In 2013 I changed my X-Bolt rifle scope setup and am now using a Vortex Viper HS LR with a 20 MOA picatinny rail on my X-Bolt and love it. This setup has the scope higher and ejected shells do not contact the turret during ejection.

X-Bolt Loaded Ammo Malfunction? I know there is a popular YouTube video with a shirtless X-Bolt owner stating that the X-Bolt malfunctions ejecting loaded ammunition. I have reviewed the videos and read the guys blog about it. Apparently if you like to eject loaded Federal Premium Vital Shok ammo, in a 300 WSM as fast as you can possibly work the action, the first shell may not eject if you have two other shells in the magazine. 

There has never been a time in my life where I have wanted to eject a LOADED round and have it fly out hitting the ground potentially damaging the bullet and or seating the bullet deeper into the case. I always take special care of my loaded ammunition to make sure it shoots accurately when I need to use it. I like to eject loaded rounds really slow and block the ejection with my off hand so that I can then tip the rifle and drop the shell into my hand or grab it with my fingers. If my rifle were to have this "malfunction" it would be a non-issue for me. I never want my loaded ammo flying out. Other than this guy and his YouTube videos I have never heard any of the guys I know that have X-Bolts ever complaining about loaded ammo ejection problems.

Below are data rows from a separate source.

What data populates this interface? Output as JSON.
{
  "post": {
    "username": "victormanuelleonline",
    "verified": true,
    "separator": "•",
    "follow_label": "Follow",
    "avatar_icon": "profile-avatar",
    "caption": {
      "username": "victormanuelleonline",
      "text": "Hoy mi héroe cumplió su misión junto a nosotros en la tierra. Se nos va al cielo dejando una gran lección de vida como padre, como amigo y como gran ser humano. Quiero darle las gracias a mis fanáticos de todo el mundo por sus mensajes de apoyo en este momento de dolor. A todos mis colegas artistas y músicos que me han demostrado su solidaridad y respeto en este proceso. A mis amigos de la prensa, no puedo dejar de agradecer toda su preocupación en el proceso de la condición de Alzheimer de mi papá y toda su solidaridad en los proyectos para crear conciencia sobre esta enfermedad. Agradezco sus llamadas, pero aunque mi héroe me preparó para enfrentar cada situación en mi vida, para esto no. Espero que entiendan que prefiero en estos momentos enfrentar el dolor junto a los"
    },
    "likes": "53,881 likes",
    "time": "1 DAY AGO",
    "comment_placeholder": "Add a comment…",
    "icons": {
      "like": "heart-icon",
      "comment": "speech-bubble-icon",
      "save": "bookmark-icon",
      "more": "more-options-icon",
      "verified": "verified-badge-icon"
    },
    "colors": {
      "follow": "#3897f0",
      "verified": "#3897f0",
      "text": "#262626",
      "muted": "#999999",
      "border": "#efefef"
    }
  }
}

The only time where I might want to have a loaded round eject is after a misfire. In the thousands of rounds I have put through my Browning A-Bolt's and X-Bolt I have only had one misfire in one of my A-Bolt rifles. Incidentally if you are having "misfires" in a X-Bolt or A-Bolt most likely the bolt is not fully closed. I believe it is a safety feature preventing the firing pin from traveling far enough to discharge the rifle if the bolt isn't fully closed. Always make sure you close and drop the bolt handle all the way down. I learned about this type of "misfire" when helping some novice shooters that weren't closing the bolt.

I love my X-Bolt especially now that I have it setup with the Vortex Viper HS LR and a 20 MOA picatinny rail.